Web page and app entries:
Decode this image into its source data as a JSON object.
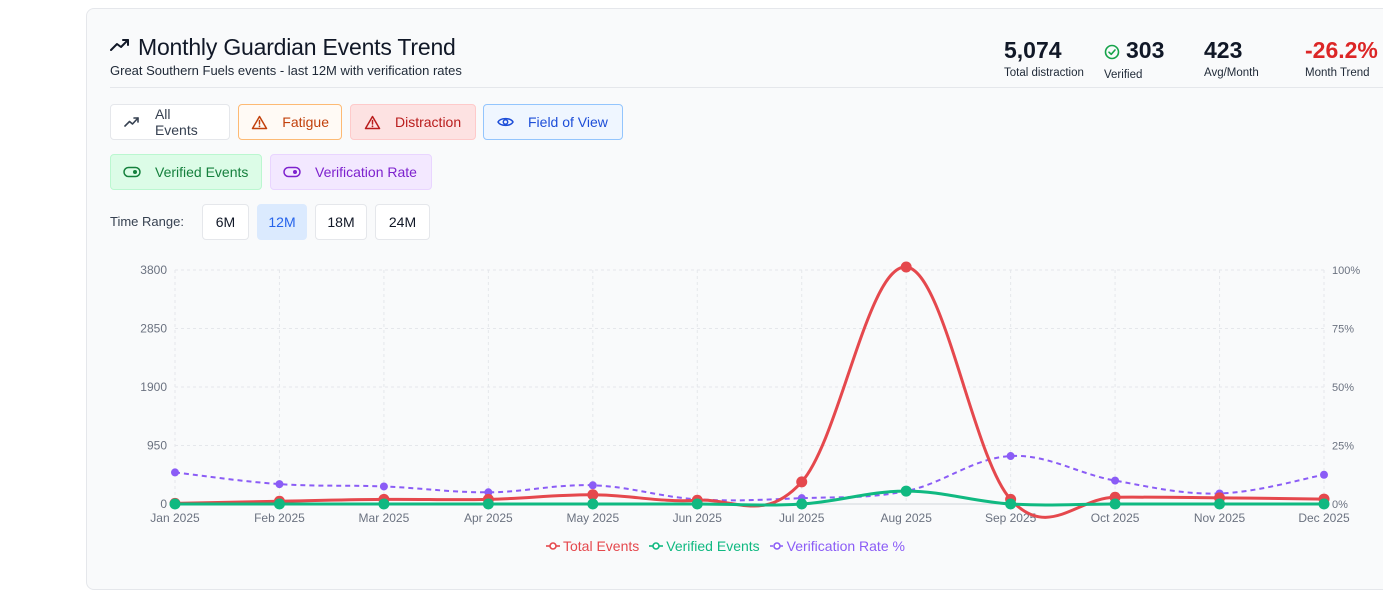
{
  "header": {
    "title": "Monthly Guardian Events Trend",
    "subtitle": "Great Southern Fuels events - last 12M with verification rates"
  },
  "stats": [
    {
      "value": "5,074",
      "label": "Total distraction"
    },
    {
      "value": "303",
      "label": "Verified"
    },
    {
      "value": "423",
      "label": "Avg/Month"
    },
    {
      "value": "-26.2%",
      "label": "Month Trend"
    }
  ],
  "filters": {
    "all": "All Events",
    "fatigue": "Fatigue",
    "distraction": "Distraction",
    "fov": "Field of View",
    "verified": "Verified Events",
    "rate": "Verification Rate"
  },
  "time_range": {
    "label": "Time Range:",
    "options": [
      "6M",
      "12M",
      "18M",
      "24M"
    ],
    "selected": "12M"
  },
  "colors": {
    "total": "#e5484d",
    "verified": "#10b981",
    "rate": "#8b5cf6"
  },
  "chart_data": {
    "type": "line",
    "categories": [
      "Jan 2025",
      "Feb 2025",
      "Mar 2025",
      "Apr 2025",
      "May 2025",
      "Jun 2025",
      "Jul 2025",
      "Aug 2025",
      "Sep 2025",
      "Oct 2025",
      "Nov 2025",
      "Dec 2025"
    ],
    "y_left": {
      "ticks": [
        "0",
        "950",
        "1900",
        "2850",
        "3800"
      ],
      "ylim": [
        0,
        3800
      ]
    },
    "y_right": {
      "ticks": [
        "0%",
        "25%",
        "50%",
        "75%",
        "100%"
      ],
      "ylim": [
        0,
        100
      ]
    },
    "grid": true,
    "legend_position": "bottom",
    "series": [
      {
        "name": "Total Events",
        "axis": "left",
        "values": [
          10,
          45,
          75,
          75,
          150,
          60,
          360,
          3850,
          75,
          110,
          100,
          80
        ]
      },
      {
        "name": "Verified Events",
        "axis": "left",
        "values": [
          0,
          0,
          0,
          0,
          0,
          0,
          0,
          210,
          0,
          0,
          0,
          0
        ]
      },
      {
        "name": "Verification Rate %",
        "axis": "right",
        "values": [
          13.5,
          8.5,
          7.5,
          5,
          8,
          2,
          2.5,
          5.5,
          20.5,
          10,
          4.5,
          12.5
        ]
      }
    ]
  }
}
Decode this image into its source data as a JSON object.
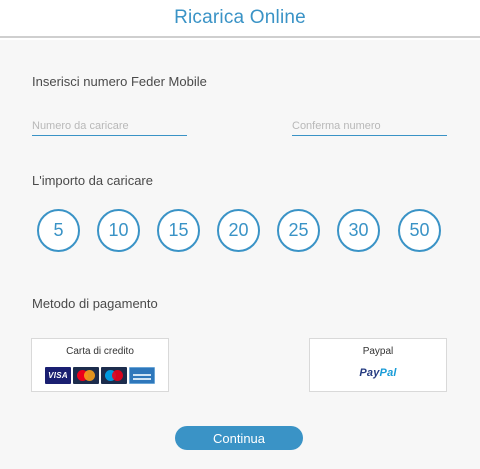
{
  "header": {
    "title": "Ricarica Online"
  },
  "number_section": {
    "label": "Inserisci numero Feder Mobile",
    "number_placeholder": "Numero da caricare",
    "confirm_placeholder": "Conferma numero"
  },
  "amount_section": {
    "label": "L'importo da caricare",
    "amounts": [
      "5",
      "10",
      "15",
      "20",
      "25",
      "30",
      "50"
    ]
  },
  "payment_section": {
    "label": "Metodo di pagamento",
    "credit_card_title": "Carta di credito",
    "card_brands": {
      "visa_label": "VISA",
      "names": [
        "visa",
        "mastercard",
        "maestro",
        "american-express"
      ]
    },
    "paypal_title": "Paypal",
    "paypal_logo": {
      "part1": "Pay",
      "part2": "Pal"
    }
  },
  "continue_label": "Continua",
  "colors": {
    "accent": "#3a93c6",
    "background": "#f7f7f7",
    "divider": "#cfcfcf"
  }
}
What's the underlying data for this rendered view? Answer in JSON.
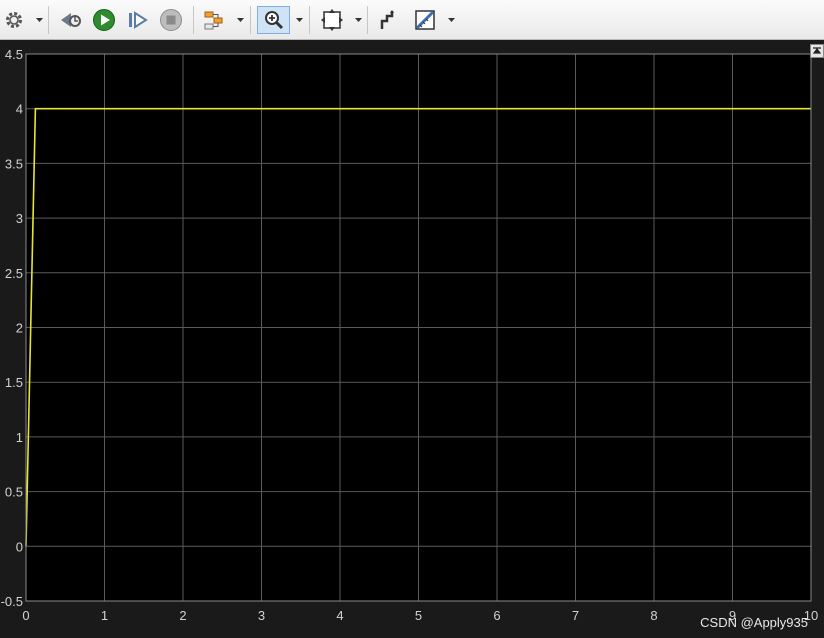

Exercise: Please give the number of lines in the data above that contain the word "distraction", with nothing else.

Exercise response: 2